[To do]: Return every line of the records that includes the string "title".

[Data]:

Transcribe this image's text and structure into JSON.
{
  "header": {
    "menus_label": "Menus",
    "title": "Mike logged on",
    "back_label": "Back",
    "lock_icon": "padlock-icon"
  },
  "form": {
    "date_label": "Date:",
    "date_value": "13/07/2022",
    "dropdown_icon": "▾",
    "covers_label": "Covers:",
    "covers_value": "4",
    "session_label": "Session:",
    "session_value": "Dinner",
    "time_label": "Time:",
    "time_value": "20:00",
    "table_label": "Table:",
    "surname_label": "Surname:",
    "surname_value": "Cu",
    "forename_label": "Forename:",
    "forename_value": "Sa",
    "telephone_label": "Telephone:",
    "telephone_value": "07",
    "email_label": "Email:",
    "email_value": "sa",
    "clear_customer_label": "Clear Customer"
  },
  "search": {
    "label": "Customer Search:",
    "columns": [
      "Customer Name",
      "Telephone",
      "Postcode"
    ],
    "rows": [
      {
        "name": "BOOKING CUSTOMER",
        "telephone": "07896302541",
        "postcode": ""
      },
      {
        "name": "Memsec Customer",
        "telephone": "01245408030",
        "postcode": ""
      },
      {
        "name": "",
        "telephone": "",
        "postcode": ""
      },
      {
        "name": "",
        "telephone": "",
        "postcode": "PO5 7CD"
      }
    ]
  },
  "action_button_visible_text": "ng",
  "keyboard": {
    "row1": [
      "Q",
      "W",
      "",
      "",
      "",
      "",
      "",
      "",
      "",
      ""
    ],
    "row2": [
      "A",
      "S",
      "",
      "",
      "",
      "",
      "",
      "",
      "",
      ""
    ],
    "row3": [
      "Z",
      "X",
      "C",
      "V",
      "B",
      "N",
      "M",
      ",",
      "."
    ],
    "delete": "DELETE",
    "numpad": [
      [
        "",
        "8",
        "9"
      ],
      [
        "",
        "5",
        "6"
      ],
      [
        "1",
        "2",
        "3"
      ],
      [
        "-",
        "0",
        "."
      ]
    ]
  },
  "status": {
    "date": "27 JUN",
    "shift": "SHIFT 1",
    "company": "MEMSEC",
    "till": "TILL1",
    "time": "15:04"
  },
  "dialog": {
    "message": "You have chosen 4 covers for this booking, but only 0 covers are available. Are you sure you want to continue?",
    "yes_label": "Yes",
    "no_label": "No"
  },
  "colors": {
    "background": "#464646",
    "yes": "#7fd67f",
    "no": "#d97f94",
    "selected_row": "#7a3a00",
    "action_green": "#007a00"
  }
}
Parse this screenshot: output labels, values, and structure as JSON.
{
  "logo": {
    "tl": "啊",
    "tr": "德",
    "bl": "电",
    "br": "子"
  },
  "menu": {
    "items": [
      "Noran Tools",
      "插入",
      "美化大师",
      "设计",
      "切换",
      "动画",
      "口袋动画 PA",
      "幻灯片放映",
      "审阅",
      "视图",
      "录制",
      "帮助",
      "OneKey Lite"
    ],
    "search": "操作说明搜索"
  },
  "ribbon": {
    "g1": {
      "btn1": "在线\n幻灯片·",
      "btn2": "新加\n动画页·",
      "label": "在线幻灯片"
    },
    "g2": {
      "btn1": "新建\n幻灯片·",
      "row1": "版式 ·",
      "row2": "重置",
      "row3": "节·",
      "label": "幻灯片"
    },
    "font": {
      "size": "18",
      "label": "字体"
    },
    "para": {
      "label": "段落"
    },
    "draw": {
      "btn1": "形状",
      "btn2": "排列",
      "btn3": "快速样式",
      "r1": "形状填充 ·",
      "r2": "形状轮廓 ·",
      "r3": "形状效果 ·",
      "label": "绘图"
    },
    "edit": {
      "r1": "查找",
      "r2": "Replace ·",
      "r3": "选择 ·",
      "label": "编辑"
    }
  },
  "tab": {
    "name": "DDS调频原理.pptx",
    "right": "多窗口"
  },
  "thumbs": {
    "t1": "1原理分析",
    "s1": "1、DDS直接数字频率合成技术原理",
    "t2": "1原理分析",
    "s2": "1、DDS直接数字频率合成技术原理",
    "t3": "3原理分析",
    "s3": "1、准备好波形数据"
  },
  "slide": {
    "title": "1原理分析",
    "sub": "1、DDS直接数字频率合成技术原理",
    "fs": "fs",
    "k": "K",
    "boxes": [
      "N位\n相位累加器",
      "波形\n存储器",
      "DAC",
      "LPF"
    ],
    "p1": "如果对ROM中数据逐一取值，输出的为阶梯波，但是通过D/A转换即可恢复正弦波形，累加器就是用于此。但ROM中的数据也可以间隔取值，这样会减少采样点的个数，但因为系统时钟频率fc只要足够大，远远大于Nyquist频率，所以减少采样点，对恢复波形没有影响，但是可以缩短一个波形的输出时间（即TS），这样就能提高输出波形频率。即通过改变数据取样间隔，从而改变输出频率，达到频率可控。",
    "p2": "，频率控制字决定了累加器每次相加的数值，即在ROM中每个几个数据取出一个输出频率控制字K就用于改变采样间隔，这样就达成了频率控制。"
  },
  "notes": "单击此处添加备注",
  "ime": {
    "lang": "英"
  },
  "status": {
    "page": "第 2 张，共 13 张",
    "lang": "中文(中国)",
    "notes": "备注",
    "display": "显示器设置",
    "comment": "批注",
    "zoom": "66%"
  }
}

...

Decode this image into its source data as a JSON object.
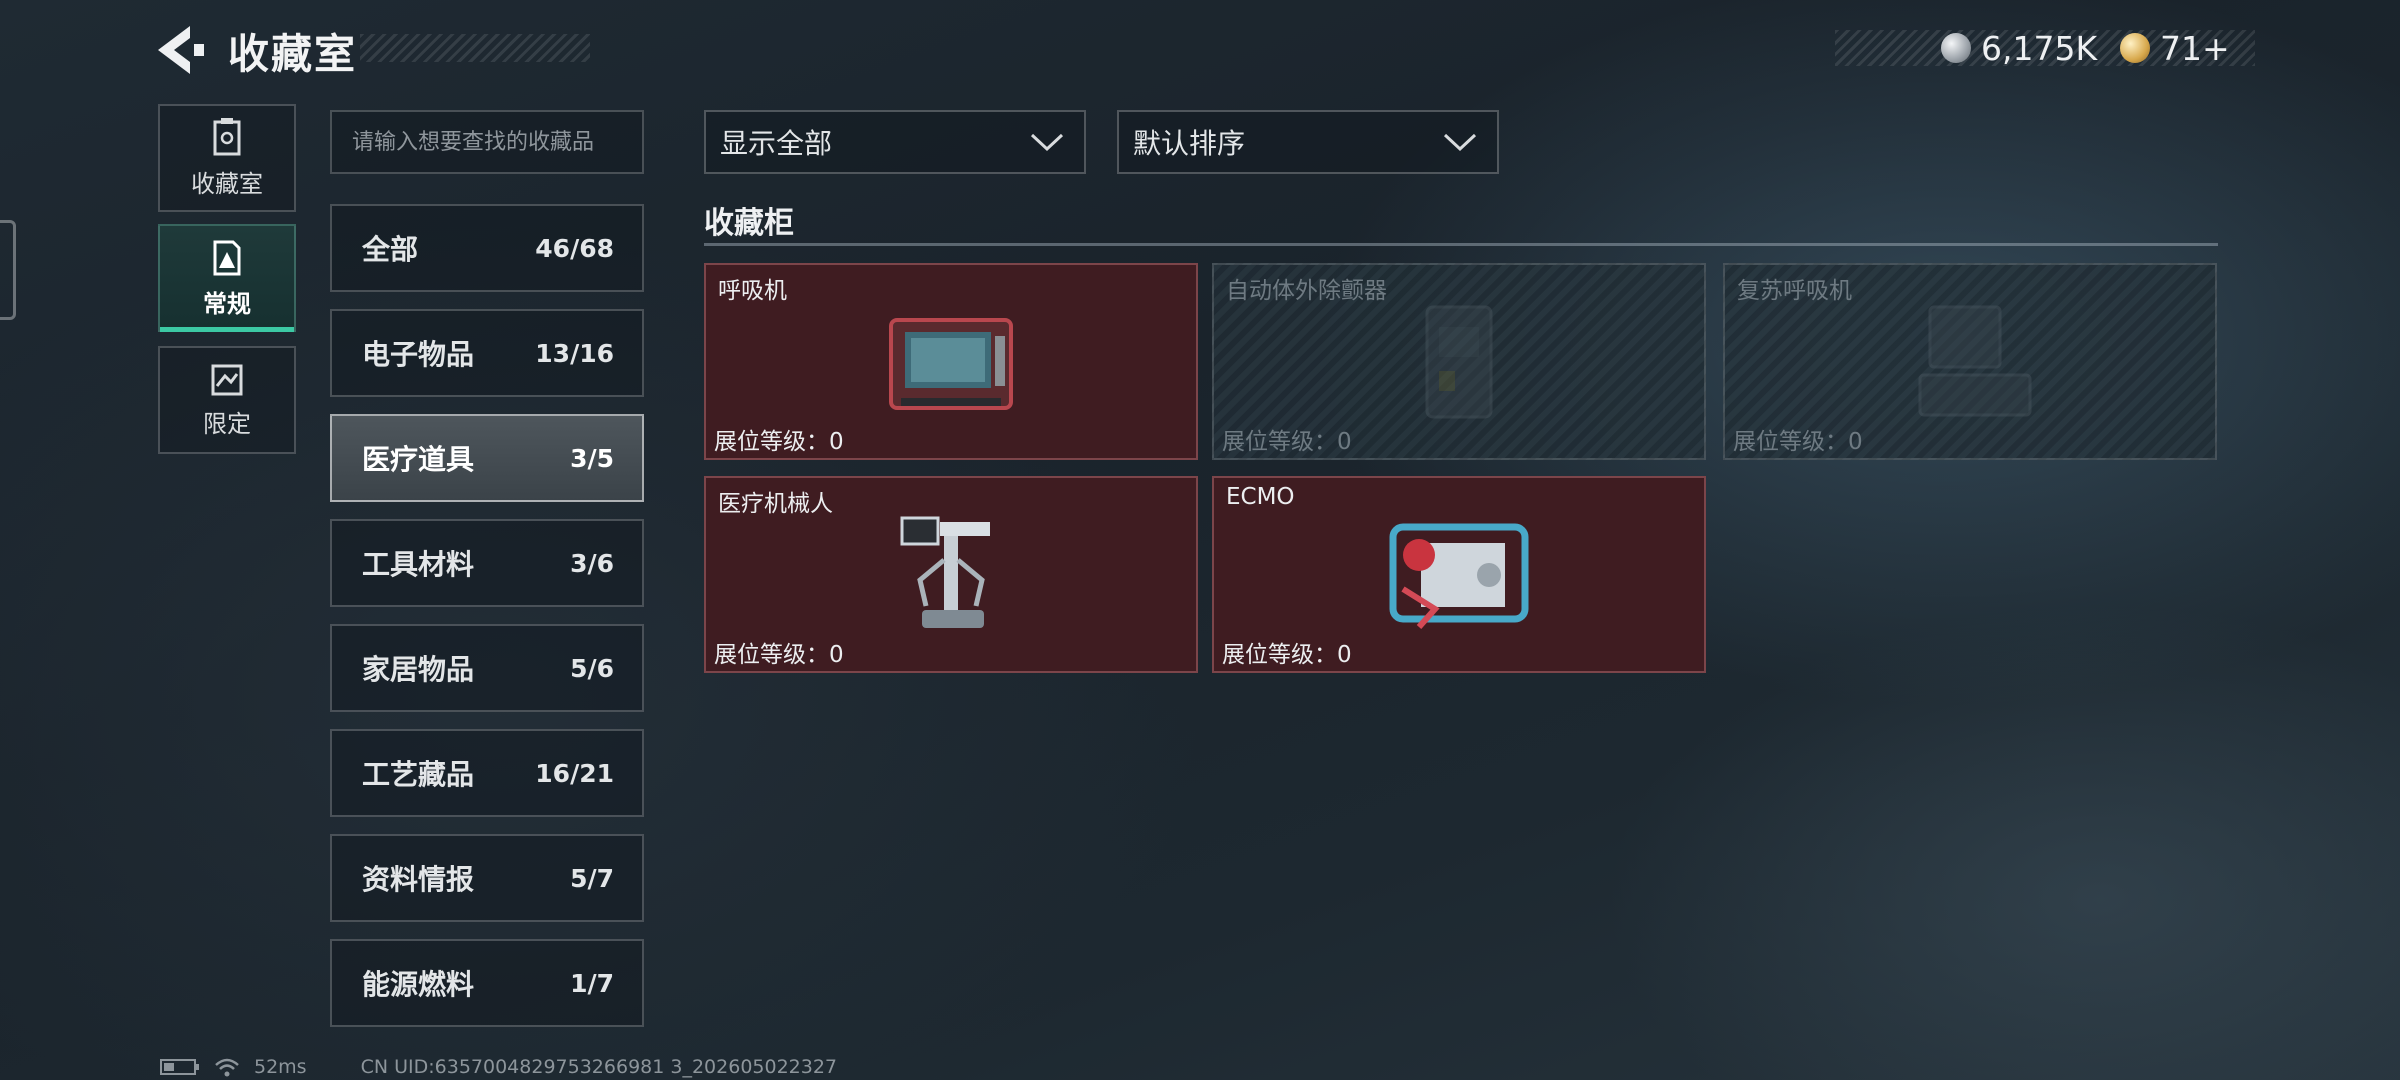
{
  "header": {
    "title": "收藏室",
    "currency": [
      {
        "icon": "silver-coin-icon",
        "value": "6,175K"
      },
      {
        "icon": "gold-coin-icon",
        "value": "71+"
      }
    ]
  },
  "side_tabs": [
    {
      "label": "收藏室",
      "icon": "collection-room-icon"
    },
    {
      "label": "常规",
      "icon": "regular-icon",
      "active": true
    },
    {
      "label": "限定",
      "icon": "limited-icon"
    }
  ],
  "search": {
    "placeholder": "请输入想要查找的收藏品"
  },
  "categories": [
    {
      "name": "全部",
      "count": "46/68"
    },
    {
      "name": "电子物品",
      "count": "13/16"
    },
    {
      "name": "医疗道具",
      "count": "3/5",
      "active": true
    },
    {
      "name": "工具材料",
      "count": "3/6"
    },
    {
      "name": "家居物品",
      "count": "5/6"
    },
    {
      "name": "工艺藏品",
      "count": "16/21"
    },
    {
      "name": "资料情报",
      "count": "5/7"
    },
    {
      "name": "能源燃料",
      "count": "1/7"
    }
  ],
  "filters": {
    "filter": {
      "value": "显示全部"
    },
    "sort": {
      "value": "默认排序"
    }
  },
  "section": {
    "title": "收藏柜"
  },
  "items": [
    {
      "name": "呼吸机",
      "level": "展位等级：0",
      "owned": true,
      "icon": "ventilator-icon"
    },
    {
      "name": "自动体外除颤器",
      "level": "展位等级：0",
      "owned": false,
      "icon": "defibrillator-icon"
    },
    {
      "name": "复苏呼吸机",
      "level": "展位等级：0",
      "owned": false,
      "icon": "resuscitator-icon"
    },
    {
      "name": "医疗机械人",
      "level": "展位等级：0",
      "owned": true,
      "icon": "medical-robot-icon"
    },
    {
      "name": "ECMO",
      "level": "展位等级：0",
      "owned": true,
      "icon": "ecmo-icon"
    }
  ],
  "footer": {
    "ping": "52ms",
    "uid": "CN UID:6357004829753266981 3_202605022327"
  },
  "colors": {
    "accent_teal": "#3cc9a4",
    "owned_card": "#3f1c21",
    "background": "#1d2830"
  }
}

[Worked solution]:
    "title": "Mike logged on",
    "title": "1原理分析",
    "title": "收藏室",
    "title": "收藏柜"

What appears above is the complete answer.